Within the wider Asia-Pacific region, logistics assets remain highly attractive. JLL research shows that investors have raised more than US$7 billion in anticipation of targeting logistics assets in the region. JLL data reveals that industrial deals made up nearly 20 per cent of real estate investment activity in the first half of this year, with volumes dropping only 6 per cent year-on-year.
In South-east Asia, high-profile deals and joint ventures in the past few months include German logistics firm DB Schenker investing S$163 million in its new 550,000 sq ft warehouse at Singapore's Airport Logistics Park; and Deutsche Bank asset management arm DWS's acquisition of a US$53 million on the west side of the island.
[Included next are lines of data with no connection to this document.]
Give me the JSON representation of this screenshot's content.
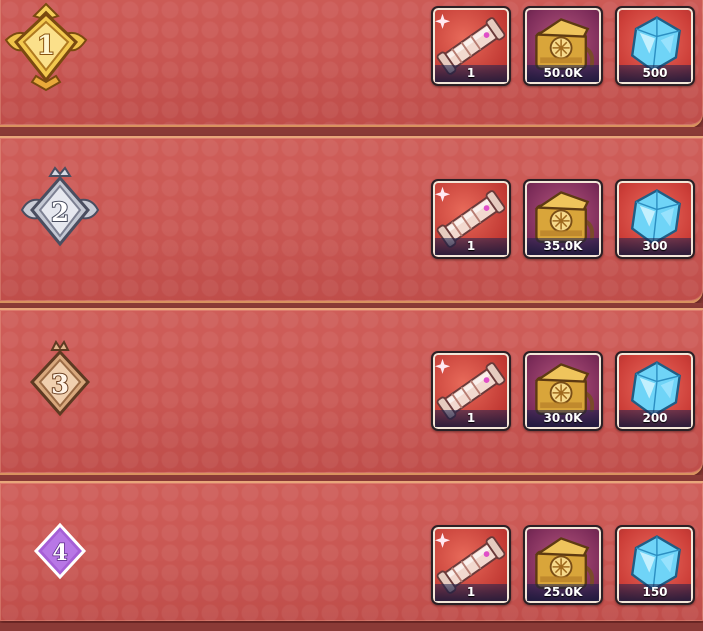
{
  "ranks": [
    {
      "rank": "1",
      "tier": "gold",
      "rewards": [
        {
          "icon": "scroll-icon",
          "quantity": "1"
        },
        {
          "icon": "treasure-chest-icon",
          "quantity": "50.0K"
        },
        {
          "icon": "diamond-gem-icon",
          "quantity": "500"
        }
      ]
    },
    {
      "rank": "2",
      "tier": "silver",
      "rewards": [
        {
          "icon": "scroll-icon",
          "quantity": "1"
        },
        {
          "icon": "treasure-chest-icon",
          "quantity": "35.0K"
        },
        {
          "icon": "diamond-gem-icon",
          "quantity": "300"
        }
      ]
    },
    {
      "rank": "3",
      "tier": "bronze",
      "rewards": [
        {
          "icon": "scroll-icon",
          "quantity": "1"
        },
        {
          "icon": "treasure-chest-icon",
          "quantity": "30.0K"
        },
        {
          "icon": "diamond-gem-icon",
          "quantity": "200"
        }
      ]
    },
    {
      "rank": "4",
      "tier": "purple",
      "rewards": [
        {
          "icon": "scroll-icon",
          "quantity": "1"
        },
        {
          "icon": "treasure-chest-icon",
          "quantity": "25.0K"
        },
        {
          "icon": "diamond-gem-icon",
          "quantity": "150"
        }
      ]
    }
  ],
  "colors": {
    "row_background": "#cf5e59",
    "row_border": "#e8a67a",
    "gold": "#f0c24a",
    "silver": "#c9ccd6",
    "bronze": "#d8a77c",
    "purple": "#a65fd6"
  }
}
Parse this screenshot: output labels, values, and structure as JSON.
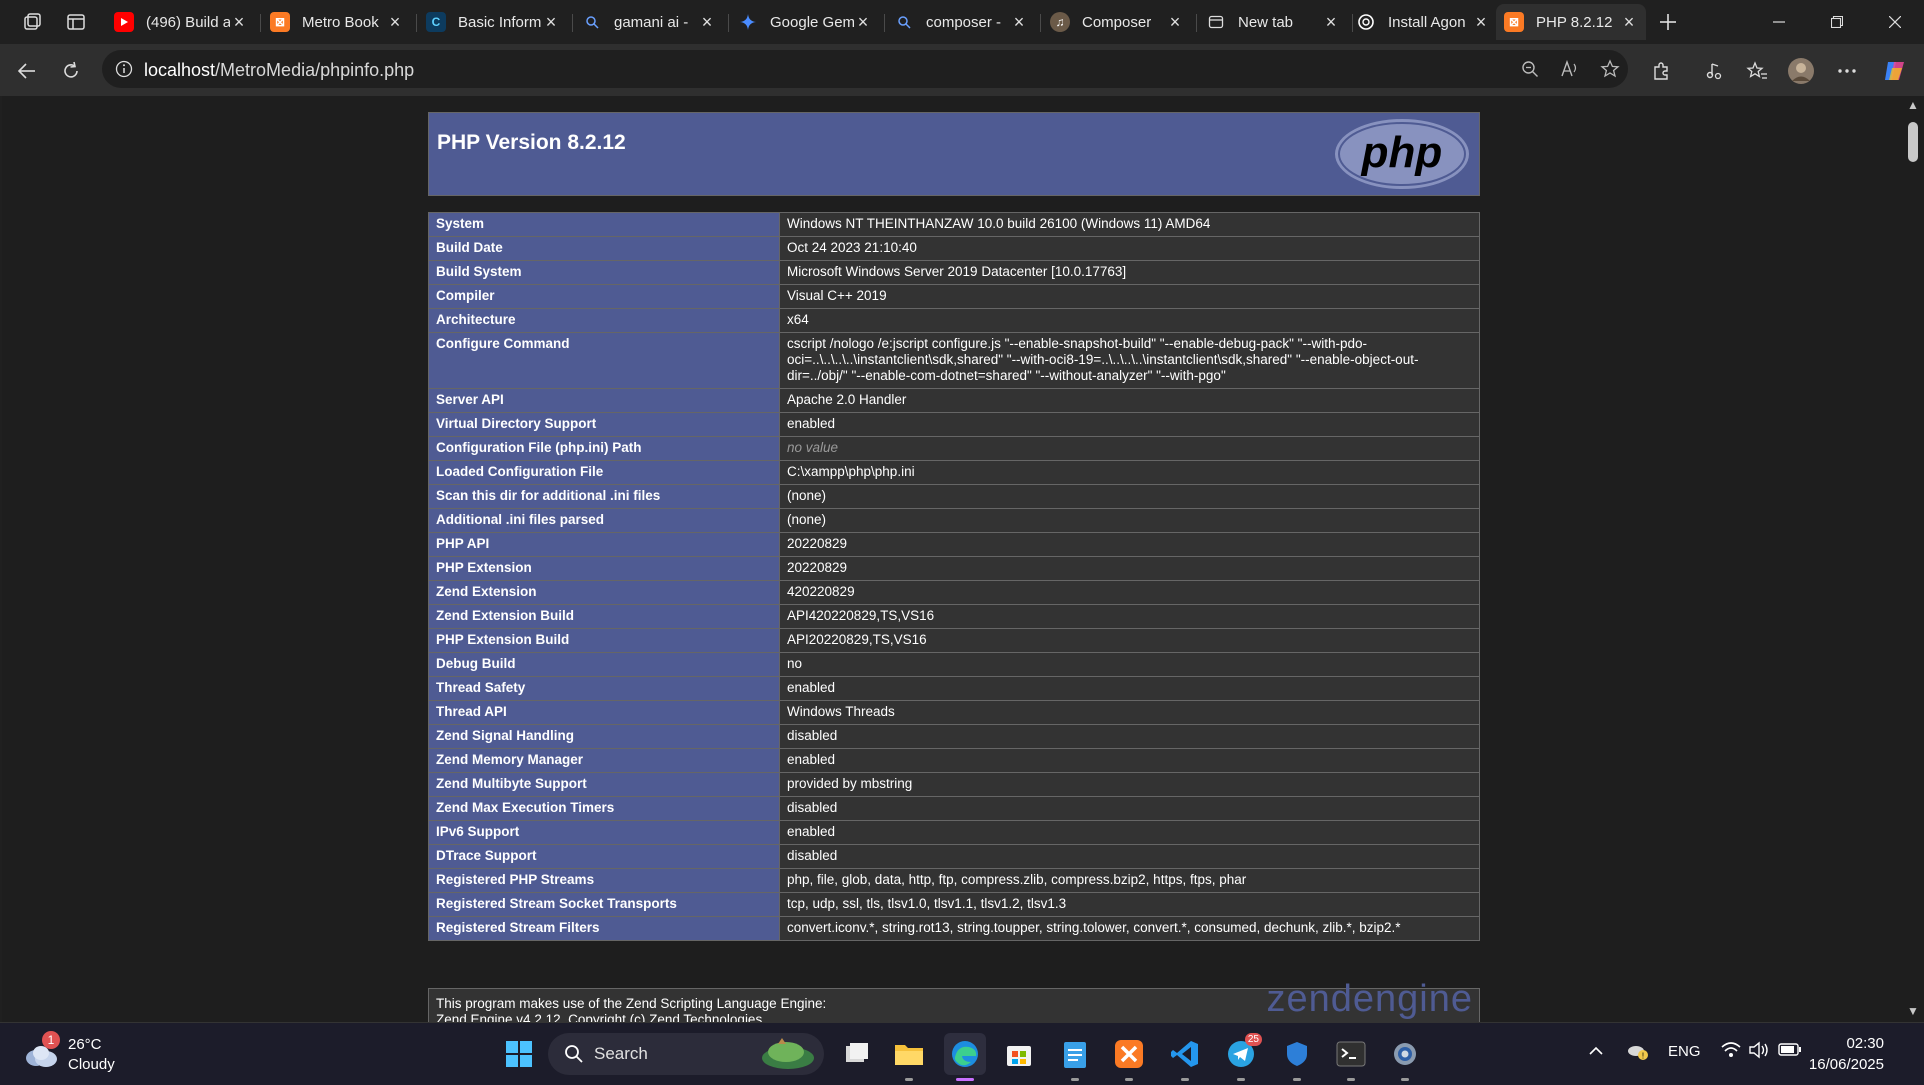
{
  "browser": {
    "tabs": [
      {
        "title": "(496) Build a",
        "icon": "youtube-icon",
        "active": false
      },
      {
        "title": "Metro Book",
        "icon": "xampp-icon",
        "active": false
      },
      {
        "title": "Basic Inform",
        "icon": "cursor-icon",
        "active": false
      },
      {
        "title": "gamani ai -",
        "icon": "search-icon",
        "active": false
      },
      {
        "title": "Google Gem",
        "icon": "gemini-icon",
        "active": false
      },
      {
        "title": "composer -",
        "icon": "search-icon",
        "active": false
      },
      {
        "title": "Composer",
        "icon": "composer-icon",
        "active": false
      },
      {
        "title": "New tab",
        "icon": "new-tab-icon",
        "active": false
      },
      {
        "title": "Install Agon",
        "icon": "chatgpt-icon",
        "active": false
      },
      {
        "title": "PHP 8.2.12",
        "icon": "xampp-icon",
        "active": true
      }
    ],
    "address": {
      "host": "localhost",
      "path": "/MetroMedia/phpinfo.php"
    }
  },
  "page": {
    "title": "PHP Version 8.2.12",
    "logo_text": "php",
    "rows": [
      {
        "name": "System",
        "value": "Windows NT THEINTHANZAW 10.0 build 26100 (Windows 11) AMD64"
      },
      {
        "name": "Build Date",
        "value": "Oct 24 2023 21:10:40"
      },
      {
        "name": "Build System",
        "value": "Microsoft Windows Server 2019 Datacenter [10.0.17763]"
      },
      {
        "name": "Compiler",
        "value": "Visual C++ 2019"
      },
      {
        "name": "Architecture",
        "value": "x64"
      },
      {
        "name": "Configure Command",
        "value": "cscript /nologo /e:jscript configure.js \"--enable-snapshot-build\" \"--enable-debug-pack\" \"--with-pdo-oci=..\\..\\..\\..\\instantclient\\sdk,shared\" \"--with-oci8-19=..\\..\\..\\..\\instantclient\\sdk,shared\" \"--enable-object-out-dir=../obj/\" \"--enable-com-dotnet=shared\" \"--without-analyzer\" \"--with-pgo\""
      },
      {
        "name": "Server API",
        "value": "Apache 2.0 Handler"
      },
      {
        "name": "Virtual Directory Support",
        "value": "enabled"
      },
      {
        "name": "Configuration File (php.ini) Path",
        "value": "no value",
        "novalue": true
      },
      {
        "name": "Loaded Configuration File",
        "value": "C:\\xampp\\php\\php.ini"
      },
      {
        "name": "Scan this dir for additional .ini files",
        "value": "(none)"
      },
      {
        "name": "Additional .ini files parsed",
        "value": "(none)"
      },
      {
        "name": "PHP API",
        "value": "20220829"
      },
      {
        "name": "PHP Extension",
        "value": "20220829"
      },
      {
        "name": "Zend Extension",
        "value": "420220829"
      },
      {
        "name": "Zend Extension Build",
        "value": "API420220829,TS,VS16"
      },
      {
        "name": "PHP Extension Build",
        "value": "API20220829,TS,VS16"
      },
      {
        "name": "Debug Build",
        "value": "no"
      },
      {
        "name": "Thread Safety",
        "value": "enabled"
      },
      {
        "name": "Thread API",
        "value": "Windows Threads"
      },
      {
        "name": "Zend Signal Handling",
        "value": "disabled"
      },
      {
        "name": "Zend Memory Manager",
        "value": "enabled"
      },
      {
        "name": "Zend Multibyte Support",
        "value": "provided by mbstring"
      },
      {
        "name": "Zend Max Execution Timers",
        "value": "disabled"
      },
      {
        "name": "IPv6 Support",
        "value": "enabled"
      },
      {
        "name": "DTrace Support",
        "value": "disabled"
      },
      {
        "name": "Registered PHP Streams",
        "value": "php, file, glob, data, http, ftp, compress.zlib, compress.bzip2, https, ftps, phar"
      },
      {
        "name": "Registered Stream Socket Transports",
        "value": "tcp, udp, ssl, tls, tlsv1.0, tlsv1.1, tlsv1.2, tlsv1.3"
      },
      {
        "name": "Registered Stream Filters",
        "value": "convert.iconv.*, string.rot13, string.toupper, string.tolower, convert.*, consumed, dechunk, zlib.*, bzip2.*"
      }
    ],
    "zend_line1": "This program makes use of the Zend Scripting Language Engine:",
    "zend_line2": "Zend Engine v4.2.12, Copyright (c) Zend Technologies",
    "zend_logo": "zendengine"
  },
  "taskbar": {
    "weather_temp": "26°C",
    "weather_desc": "Cloudy",
    "weather_badge": "1",
    "search_label": "Search",
    "telegram_badge": "25",
    "language": "ENG",
    "time": "02:30",
    "date": "16/06/2025"
  },
  "colors": {
    "php_header": "#4f5b93",
    "row_value_bg": "#333333",
    "page_bg": "#1e1e1e"
  }
}
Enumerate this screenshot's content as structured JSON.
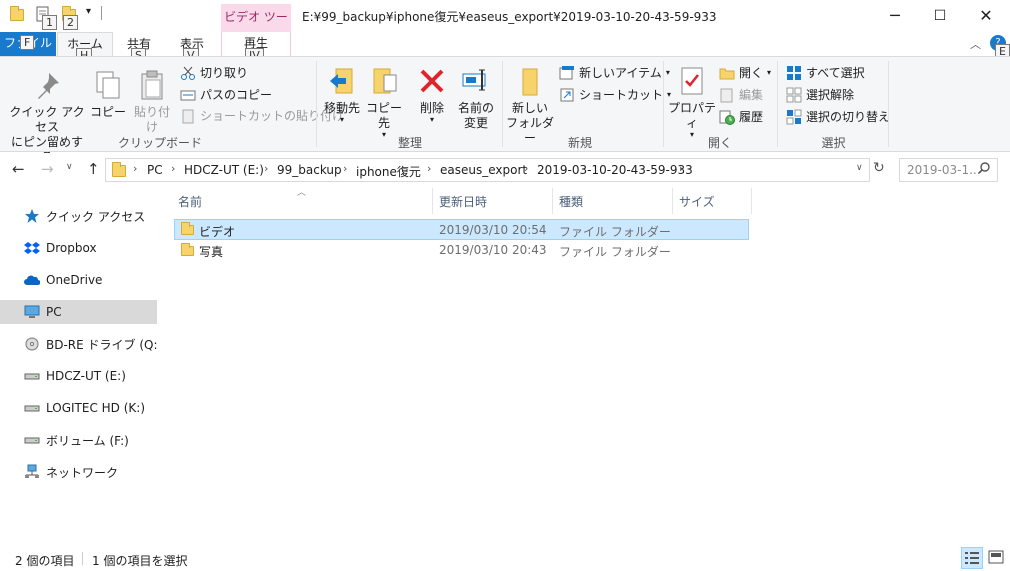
{
  "titlebar": {
    "window_title": "E:¥99_backup¥iphone復元¥easeus_export¥2019-03-10-20-43-59-933",
    "context_tab": "ビデオ ツール",
    "keytips": [
      "1",
      "2"
    ],
    "minimize": "─",
    "maximize": "☐",
    "close": "✕"
  },
  "tabs": {
    "file": "ファイル",
    "home": "ホーム",
    "share": "共有",
    "view": "表示",
    "play": "再生",
    "keytip_file": "F",
    "keytip_home": "H",
    "keytip_share": "S",
    "keytip_view": "V",
    "keytip_play": "JV",
    "keytip_help": "E",
    "collapse_icon": "chevron-up-icon",
    "help_icon": "help-icon"
  },
  "ribbon": {
    "clipboard": {
      "label": "クリップボード",
      "pin_quick_access": "クイック アクセス\nにピン留めする",
      "copy": "コピー",
      "paste": "貼り付け",
      "cut": "切り取り",
      "copy_path": "パスのコピー",
      "paste_shortcut": "ショートカットの貼り付け"
    },
    "organize": {
      "label": "整理",
      "move_to": "移動先",
      "copy_to": "コピー先",
      "delete": "削除",
      "rename": "名前の\n変更"
    },
    "new": {
      "label": "新規",
      "new_folder": "新しい\nフォルダー",
      "new_item": "新しいアイテム",
      "easy_access": "ショートカット"
    },
    "open": {
      "label": "開く",
      "properties": "プロパティ",
      "open": "開く",
      "edit": "編集",
      "history": "履歴"
    },
    "select": {
      "label": "選択",
      "select_all": "すべて選択",
      "select_none": "選択解除",
      "invert": "選択の切り替え"
    }
  },
  "address": {
    "crumbs": [
      "PC",
      "HDCZ-UT (E:)",
      "99_backup",
      "iphone復元",
      "easeus_export",
      "2019-03-10-20-43-59-933"
    ],
    "search_placeholder": "2019-03-1..."
  },
  "nav_pane": {
    "items": [
      {
        "label": "クイック アクセス",
        "icon": "star-icon"
      },
      {
        "label": "Dropbox",
        "icon": "dropbox-icon"
      },
      {
        "label": "OneDrive",
        "icon": "cloud-icon"
      },
      {
        "label": "PC",
        "icon": "computer-icon"
      },
      {
        "label": "BD-RE ドライブ (Q:) SVI",
        "icon": "disc-drive-icon"
      },
      {
        "label": "HDCZ-UT (E:)",
        "icon": "drive-icon"
      },
      {
        "label": "LOGITEC HD (K:)",
        "icon": "drive-icon"
      },
      {
        "label": "ボリューム (F:)",
        "icon": "drive-icon"
      },
      {
        "label": "ネットワーク",
        "icon": "network-icon"
      }
    ]
  },
  "file_list": {
    "columns": [
      "名前",
      "更新日時",
      "種類",
      "サイズ"
    ],
    "rows": [
      {
        "name": "ビデオ",
        "modified": "2019/03/10 20:54",
        "type": "ファイル フォルダー",
        "size": ""
      },
      {
        "name": "写真",
        "modified": "2019/03/10 20:43",
        "type": "ファイル フォルダー",
        "size": ""
      }
    ]
  },
  "status": {
    "item_count": "2 個の項目",
    "selected_count": "1 個の項目を選択"
  },
  "colors": {
    "accent": "#1979ca",
    "context_tab_bg": "#f9d9ea",
    "selection_bg": "#cce8ff",
    "selection_border": "#99d1ff",
    "folder": "#f6d36b"
  }
}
Over in Indonesia, Keppel Corporation's asset management arm, Alpha Investment Partners, entered into a joint venture with Manulife and Mega Manunggal Property to buy and manage high-quality logistics properties in Indonesia with an initial target war chest of US$200 million.
We can expect both established and new investors to show greater interest in increasing their allocation to the logistics sector, with more platform deals instead of individual assets to follow.
At the same time, the strength of the sector has led to many investors holding off on trading assets. Instead, more owner-occupiers - mostly companies with well positioned and attractive assets - are considering sale and leasebacks. This enables them to lock in operating costs for a period of five to 10 years while taking advantage of strong pricing and the large volume of active buyers in the current market.
What's in demand?
The increased pressures of last mile fulfilment and the expectation that goods will reach customers quickly have meant the need for efficient supply chain fulfilment. Investors are looking for more modern facilities, in particular Grade A warehouses, which boast specifications such as higher load capacity, large floor plates, and cross docking features. Others have the advantage of being tech enabled to accommodate higher inventory levels and achieve shorter delivery times.
In terms of geography, countries with the large domestic markets like Indonesia, Vietnam, Malaysia and the Philippines are eyed by investors. Vietnam is particularly attractive, having the twin advantage of land routes to Indochina and a large population.
Earlier this month, it was reported that Mapletree Logistics Trust would be spending US$765 million acquiring properties in Vietnam, along with some in Malaysia and China. Australia-based logistics development firm Logos has also bought its first site in Vietnam. The 13-hectare development site in greater Hanoi is part of its US$350 Logos Vietnam Logistics Venture.
Singapore, despite its modest size, is gearing up to be a smart logistics hub. The most recent refreshing of the Logistics Industry Digital Plan, which was first launched in 2017, will further optimise operations and enhance warehousing capabilities in the city-state. Combined with its safe haven reputation, JLL projects that institutional investors are looking to deploy some US$20 billion of capital in logistics properties in Singapore.
In these times of uncertainty, the long-term stability of warehouses and their relatively firm capital values are more appealing to investors than ever. We can expect investors to reweigh their portfolios in favour of exposure to logistics compared to other asset classes, while keeping a lookout for existing assets and sites to develop their own.
- The writer is head of industrial and logistics, JLL South-east Asia